■ **Task brief**
Wherever a line of the data contains "Positions", copy that line.

■ **Data**
· · ·

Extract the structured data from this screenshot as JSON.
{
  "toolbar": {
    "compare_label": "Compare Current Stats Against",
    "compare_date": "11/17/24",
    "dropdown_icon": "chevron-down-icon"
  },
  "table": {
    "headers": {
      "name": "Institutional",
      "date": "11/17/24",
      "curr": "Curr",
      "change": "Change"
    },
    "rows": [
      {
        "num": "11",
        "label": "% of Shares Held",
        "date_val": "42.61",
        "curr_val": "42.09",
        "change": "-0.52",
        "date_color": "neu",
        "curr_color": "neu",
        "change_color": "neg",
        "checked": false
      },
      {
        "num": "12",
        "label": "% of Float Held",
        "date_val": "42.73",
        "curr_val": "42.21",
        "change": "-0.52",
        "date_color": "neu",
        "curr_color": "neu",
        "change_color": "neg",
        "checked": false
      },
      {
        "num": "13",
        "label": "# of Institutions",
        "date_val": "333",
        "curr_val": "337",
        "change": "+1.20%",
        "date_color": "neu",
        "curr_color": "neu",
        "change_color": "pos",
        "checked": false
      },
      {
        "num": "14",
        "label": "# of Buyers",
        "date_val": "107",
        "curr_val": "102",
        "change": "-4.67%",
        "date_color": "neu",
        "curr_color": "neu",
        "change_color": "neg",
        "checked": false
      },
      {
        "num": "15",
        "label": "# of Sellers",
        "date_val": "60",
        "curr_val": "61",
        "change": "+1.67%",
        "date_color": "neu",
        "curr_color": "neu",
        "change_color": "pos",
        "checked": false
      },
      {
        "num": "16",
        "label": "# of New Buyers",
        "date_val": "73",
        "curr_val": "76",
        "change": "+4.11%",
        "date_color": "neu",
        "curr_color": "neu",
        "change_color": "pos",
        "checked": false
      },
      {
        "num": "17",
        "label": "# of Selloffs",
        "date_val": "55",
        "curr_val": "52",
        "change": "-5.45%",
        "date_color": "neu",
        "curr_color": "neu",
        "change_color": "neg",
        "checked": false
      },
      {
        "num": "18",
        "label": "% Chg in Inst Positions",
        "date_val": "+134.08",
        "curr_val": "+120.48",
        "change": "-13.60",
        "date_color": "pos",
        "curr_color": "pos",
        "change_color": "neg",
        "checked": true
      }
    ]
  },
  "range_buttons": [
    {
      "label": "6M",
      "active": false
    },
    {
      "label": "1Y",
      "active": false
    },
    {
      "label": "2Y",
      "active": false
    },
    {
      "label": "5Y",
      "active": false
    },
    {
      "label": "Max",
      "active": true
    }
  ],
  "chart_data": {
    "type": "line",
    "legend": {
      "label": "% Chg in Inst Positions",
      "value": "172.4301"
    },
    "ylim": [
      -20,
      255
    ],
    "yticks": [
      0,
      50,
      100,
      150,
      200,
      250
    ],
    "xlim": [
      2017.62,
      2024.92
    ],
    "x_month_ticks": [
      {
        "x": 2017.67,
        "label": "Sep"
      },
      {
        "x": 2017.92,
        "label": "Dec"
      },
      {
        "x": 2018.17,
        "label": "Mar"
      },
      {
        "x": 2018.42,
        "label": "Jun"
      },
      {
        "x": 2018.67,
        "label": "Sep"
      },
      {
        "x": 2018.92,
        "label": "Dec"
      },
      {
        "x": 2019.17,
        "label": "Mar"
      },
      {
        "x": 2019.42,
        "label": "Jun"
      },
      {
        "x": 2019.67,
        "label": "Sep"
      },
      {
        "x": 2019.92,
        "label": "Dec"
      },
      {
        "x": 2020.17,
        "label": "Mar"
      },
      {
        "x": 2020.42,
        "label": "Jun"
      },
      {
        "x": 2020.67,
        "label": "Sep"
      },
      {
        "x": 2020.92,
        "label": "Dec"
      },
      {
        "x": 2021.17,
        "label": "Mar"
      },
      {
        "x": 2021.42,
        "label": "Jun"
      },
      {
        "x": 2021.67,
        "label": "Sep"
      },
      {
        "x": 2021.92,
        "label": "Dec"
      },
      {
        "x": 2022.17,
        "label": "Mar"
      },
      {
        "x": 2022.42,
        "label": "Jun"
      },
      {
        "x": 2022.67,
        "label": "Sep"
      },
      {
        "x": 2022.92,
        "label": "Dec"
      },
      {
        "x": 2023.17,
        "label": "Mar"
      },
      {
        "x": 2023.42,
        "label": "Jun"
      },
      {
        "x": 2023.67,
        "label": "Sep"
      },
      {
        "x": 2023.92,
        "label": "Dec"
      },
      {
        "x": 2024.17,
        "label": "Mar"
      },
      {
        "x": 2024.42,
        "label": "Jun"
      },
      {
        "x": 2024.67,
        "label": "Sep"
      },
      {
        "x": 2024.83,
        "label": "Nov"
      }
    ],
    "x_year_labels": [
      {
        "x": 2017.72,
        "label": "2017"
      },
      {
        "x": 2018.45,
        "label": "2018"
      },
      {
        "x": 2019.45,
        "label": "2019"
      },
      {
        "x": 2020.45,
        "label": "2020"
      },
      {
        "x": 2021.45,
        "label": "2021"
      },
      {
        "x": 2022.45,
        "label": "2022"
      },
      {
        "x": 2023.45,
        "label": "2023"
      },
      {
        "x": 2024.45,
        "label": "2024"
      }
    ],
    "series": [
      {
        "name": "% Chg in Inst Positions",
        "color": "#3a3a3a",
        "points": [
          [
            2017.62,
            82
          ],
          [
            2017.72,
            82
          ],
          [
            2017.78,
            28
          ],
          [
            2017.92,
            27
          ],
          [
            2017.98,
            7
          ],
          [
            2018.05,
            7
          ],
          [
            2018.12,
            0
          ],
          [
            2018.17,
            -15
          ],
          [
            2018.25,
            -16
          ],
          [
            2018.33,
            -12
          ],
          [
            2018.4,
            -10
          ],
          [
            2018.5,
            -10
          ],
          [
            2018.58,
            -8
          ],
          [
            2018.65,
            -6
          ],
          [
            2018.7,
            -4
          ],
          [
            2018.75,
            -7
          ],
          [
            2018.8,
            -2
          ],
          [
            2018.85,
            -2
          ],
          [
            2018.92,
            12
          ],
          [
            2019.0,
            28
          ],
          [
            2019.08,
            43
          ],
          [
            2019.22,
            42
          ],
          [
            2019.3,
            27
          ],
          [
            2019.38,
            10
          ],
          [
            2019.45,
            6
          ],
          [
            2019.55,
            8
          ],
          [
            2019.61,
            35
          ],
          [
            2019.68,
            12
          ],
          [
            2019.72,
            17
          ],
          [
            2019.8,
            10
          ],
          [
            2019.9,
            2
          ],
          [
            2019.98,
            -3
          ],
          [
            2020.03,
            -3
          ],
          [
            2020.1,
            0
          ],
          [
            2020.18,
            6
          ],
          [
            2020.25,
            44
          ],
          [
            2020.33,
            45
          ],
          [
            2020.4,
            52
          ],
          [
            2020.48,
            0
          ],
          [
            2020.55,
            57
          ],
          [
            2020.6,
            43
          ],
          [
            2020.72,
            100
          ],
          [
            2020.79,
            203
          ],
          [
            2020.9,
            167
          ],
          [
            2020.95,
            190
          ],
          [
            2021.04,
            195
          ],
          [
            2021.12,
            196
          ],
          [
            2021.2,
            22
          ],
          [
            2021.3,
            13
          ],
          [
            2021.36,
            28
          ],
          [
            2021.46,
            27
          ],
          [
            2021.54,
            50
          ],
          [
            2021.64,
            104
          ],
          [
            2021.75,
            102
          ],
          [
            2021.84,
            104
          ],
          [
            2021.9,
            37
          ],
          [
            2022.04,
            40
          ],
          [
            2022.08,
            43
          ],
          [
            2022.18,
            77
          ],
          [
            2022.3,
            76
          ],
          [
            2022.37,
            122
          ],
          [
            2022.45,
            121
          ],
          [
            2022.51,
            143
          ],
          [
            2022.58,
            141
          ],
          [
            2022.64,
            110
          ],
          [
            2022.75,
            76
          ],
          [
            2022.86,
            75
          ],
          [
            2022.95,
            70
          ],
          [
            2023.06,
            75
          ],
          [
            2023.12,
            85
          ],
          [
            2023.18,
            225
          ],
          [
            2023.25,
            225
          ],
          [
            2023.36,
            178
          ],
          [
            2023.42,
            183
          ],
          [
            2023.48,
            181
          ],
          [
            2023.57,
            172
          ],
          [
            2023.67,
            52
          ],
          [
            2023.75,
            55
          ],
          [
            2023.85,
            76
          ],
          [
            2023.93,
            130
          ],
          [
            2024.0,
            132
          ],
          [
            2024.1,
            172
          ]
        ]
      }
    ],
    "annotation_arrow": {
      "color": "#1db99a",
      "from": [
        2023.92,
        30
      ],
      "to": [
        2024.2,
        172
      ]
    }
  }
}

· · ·

■ **Reply**
        "label": "% Chg in Inst Positions",
      "label": "% Chg in Inst Positions",
        "name": "% Chg in Inst Positions",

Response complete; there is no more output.